◆ Action item: Using the listing below, report each line holding the string "glyph".

Top of Available data

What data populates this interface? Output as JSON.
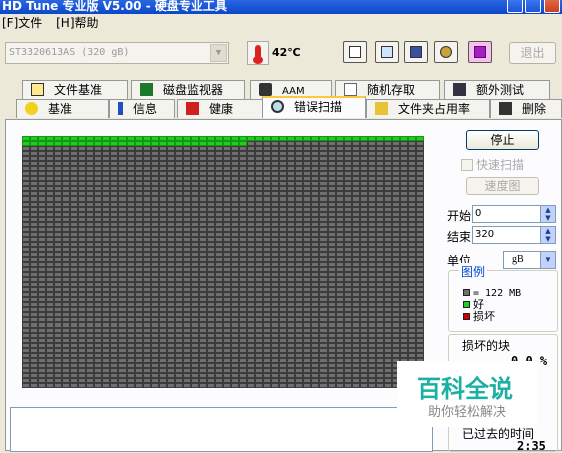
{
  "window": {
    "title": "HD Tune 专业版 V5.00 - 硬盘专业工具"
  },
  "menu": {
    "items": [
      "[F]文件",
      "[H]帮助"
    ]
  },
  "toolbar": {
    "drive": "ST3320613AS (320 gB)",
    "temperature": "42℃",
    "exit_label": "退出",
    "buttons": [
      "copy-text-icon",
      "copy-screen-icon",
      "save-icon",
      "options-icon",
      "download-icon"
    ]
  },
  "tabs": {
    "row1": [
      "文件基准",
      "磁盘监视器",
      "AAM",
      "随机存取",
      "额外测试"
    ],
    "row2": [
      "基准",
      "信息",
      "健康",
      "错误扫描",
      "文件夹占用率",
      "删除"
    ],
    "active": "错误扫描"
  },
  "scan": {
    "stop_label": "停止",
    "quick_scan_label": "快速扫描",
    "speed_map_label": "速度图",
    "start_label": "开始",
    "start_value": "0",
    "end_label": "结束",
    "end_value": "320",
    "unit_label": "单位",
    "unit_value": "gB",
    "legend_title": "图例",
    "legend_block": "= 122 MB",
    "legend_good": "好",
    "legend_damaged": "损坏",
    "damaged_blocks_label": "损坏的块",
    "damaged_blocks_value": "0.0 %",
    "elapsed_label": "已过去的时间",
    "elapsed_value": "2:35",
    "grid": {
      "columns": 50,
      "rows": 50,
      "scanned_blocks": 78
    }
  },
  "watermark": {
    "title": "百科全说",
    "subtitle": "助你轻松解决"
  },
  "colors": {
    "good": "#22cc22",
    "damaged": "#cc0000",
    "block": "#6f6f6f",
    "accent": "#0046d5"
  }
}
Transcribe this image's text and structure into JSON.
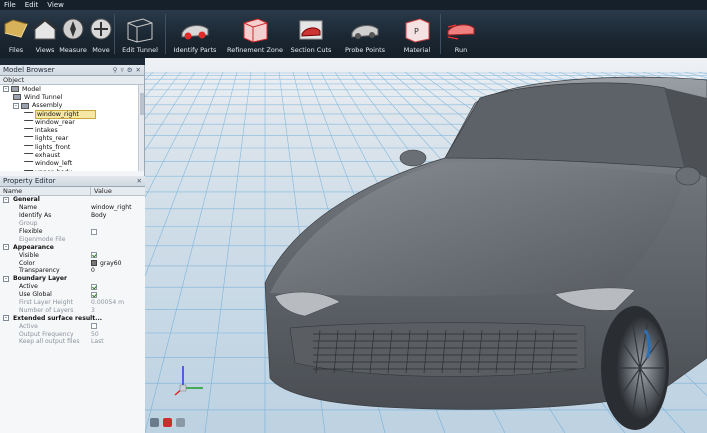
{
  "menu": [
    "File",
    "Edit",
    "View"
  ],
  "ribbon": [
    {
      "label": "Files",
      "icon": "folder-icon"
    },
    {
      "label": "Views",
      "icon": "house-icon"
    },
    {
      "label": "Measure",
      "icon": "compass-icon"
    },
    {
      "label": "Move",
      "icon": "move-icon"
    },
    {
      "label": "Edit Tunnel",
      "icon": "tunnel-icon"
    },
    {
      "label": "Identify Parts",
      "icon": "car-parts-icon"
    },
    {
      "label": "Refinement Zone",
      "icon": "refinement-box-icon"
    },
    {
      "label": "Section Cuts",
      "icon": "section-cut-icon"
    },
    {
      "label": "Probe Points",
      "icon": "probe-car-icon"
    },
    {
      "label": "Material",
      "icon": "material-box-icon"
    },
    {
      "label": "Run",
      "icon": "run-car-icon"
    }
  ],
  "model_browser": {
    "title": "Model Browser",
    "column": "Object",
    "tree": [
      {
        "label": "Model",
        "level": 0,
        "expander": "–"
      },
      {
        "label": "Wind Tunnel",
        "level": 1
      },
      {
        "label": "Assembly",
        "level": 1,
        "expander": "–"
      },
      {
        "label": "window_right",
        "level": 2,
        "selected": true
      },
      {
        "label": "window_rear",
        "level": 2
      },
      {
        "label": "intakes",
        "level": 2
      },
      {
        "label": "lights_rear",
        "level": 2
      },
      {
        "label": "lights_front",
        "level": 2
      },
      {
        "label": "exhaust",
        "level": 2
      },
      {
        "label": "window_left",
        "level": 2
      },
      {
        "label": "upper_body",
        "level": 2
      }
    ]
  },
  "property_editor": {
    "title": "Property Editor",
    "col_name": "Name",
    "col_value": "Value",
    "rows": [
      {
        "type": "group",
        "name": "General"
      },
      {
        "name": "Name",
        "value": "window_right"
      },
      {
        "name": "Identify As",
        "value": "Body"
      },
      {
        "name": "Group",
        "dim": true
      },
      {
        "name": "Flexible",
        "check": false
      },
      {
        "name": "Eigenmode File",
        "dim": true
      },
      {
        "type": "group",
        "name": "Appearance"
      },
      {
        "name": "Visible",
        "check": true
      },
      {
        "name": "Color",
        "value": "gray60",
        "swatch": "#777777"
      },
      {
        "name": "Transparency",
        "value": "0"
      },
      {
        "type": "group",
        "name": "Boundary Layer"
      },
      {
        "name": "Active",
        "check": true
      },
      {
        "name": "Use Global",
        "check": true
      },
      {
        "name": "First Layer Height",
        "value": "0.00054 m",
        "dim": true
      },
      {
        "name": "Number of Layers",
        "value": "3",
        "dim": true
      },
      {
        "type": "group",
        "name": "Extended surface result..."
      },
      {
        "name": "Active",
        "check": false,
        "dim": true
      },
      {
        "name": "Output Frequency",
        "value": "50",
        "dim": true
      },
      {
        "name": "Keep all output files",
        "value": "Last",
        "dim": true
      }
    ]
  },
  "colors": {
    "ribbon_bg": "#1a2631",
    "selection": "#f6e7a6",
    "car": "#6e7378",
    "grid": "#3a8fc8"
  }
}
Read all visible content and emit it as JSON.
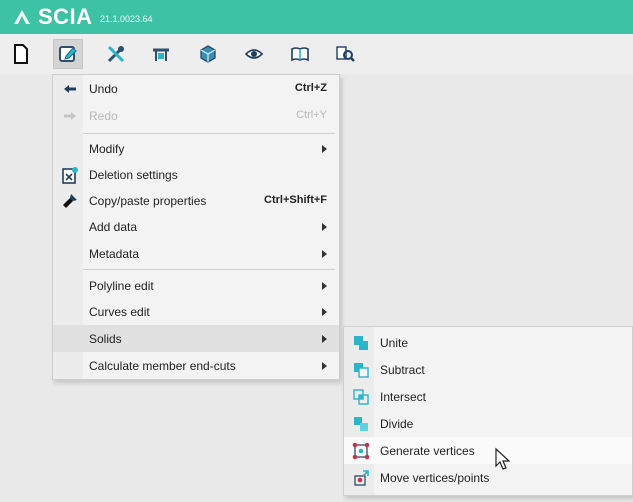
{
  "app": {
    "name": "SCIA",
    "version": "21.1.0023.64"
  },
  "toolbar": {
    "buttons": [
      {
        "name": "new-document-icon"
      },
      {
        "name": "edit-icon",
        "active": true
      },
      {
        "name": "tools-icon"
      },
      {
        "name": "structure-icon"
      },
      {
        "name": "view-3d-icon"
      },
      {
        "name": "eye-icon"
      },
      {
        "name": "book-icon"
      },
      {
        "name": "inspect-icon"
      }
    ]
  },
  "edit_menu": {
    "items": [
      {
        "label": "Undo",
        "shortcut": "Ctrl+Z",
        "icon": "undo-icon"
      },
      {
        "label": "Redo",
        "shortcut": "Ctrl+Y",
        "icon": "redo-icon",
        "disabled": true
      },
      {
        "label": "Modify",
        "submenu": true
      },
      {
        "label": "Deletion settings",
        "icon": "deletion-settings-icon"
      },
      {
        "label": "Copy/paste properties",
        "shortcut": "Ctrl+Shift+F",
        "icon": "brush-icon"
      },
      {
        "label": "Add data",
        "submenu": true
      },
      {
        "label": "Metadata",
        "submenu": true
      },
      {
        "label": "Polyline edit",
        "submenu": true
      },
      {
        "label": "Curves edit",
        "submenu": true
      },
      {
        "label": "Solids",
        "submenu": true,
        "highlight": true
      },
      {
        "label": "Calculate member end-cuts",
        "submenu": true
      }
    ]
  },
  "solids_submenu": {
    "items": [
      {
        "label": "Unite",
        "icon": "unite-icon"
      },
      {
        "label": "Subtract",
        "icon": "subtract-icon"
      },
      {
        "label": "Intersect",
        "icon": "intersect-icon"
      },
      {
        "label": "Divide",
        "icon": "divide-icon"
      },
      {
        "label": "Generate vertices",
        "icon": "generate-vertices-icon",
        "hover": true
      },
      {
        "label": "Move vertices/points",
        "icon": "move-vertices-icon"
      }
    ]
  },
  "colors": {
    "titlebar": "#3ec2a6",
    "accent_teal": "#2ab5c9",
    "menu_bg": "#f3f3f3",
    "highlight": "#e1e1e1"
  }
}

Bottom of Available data
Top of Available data

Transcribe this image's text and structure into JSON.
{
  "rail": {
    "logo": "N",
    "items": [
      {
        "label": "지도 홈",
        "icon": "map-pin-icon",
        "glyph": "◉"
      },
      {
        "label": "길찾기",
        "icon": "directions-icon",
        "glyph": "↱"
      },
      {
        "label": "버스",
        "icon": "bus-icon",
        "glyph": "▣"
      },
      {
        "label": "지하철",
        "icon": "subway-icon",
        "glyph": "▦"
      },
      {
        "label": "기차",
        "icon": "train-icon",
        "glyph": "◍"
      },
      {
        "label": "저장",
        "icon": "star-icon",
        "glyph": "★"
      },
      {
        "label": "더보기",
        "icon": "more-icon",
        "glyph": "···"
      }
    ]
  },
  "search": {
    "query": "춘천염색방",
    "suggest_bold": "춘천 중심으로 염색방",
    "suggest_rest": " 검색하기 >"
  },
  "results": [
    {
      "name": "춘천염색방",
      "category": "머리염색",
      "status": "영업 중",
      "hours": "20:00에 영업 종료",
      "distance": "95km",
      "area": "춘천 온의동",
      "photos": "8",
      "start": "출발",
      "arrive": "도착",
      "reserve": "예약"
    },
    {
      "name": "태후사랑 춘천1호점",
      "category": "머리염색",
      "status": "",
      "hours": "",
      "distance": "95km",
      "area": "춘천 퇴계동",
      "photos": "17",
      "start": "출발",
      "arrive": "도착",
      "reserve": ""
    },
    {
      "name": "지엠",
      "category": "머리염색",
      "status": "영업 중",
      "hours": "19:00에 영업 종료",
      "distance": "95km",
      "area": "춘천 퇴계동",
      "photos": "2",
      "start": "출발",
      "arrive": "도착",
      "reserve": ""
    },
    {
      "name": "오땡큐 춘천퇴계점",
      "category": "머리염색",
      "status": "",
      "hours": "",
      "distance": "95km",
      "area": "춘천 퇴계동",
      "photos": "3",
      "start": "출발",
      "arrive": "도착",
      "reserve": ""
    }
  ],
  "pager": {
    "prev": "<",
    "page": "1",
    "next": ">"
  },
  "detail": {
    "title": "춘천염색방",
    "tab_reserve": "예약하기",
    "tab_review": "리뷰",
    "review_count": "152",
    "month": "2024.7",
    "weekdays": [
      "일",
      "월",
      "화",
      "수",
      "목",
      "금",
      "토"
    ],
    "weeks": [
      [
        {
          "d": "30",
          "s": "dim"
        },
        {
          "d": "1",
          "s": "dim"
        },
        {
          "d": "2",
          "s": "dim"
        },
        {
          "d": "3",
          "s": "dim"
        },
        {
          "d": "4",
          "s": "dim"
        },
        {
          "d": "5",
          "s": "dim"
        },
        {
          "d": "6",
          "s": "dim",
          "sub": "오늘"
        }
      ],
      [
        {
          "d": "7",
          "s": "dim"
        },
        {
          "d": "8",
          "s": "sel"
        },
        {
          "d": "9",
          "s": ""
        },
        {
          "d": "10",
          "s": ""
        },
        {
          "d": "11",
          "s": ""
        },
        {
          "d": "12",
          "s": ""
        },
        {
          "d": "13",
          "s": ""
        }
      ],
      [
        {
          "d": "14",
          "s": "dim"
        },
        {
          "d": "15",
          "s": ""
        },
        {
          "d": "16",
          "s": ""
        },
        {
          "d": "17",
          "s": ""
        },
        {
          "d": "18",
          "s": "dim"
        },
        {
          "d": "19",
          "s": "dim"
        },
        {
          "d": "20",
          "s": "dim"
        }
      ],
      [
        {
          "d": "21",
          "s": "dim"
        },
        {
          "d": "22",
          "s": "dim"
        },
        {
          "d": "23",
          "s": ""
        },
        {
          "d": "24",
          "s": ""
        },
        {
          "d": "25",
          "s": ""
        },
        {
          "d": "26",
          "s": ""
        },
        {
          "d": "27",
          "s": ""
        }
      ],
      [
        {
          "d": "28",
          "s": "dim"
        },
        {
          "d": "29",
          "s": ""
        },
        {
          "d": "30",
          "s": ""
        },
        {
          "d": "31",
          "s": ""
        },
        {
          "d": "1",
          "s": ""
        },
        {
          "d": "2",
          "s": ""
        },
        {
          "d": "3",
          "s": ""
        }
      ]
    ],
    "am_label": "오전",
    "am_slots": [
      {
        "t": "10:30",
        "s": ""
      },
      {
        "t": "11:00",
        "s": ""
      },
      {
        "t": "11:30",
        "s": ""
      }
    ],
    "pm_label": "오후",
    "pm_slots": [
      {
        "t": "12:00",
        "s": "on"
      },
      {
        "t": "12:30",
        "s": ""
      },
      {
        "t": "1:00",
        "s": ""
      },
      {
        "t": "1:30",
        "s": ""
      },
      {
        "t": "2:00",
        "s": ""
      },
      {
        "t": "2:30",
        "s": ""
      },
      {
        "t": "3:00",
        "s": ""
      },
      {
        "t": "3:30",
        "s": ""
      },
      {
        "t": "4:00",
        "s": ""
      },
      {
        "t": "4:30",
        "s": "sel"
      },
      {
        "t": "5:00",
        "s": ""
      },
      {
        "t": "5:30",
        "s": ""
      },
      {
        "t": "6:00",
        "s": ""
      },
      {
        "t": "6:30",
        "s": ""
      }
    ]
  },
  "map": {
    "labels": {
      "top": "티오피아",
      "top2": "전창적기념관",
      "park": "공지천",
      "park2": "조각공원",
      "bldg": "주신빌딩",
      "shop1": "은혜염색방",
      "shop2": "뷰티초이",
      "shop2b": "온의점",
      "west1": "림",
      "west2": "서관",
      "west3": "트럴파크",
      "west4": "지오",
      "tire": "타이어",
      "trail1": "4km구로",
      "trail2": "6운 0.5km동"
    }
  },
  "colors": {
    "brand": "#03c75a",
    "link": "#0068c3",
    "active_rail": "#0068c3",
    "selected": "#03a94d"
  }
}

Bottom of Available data

◆ Written response:
        "glyph": "◉"
        "glyph": "↱"
        "glyph": "▣"
        "glyph": "▦"
        "glyph": "◍"
        "glyph": "★"
        "glyph": "···"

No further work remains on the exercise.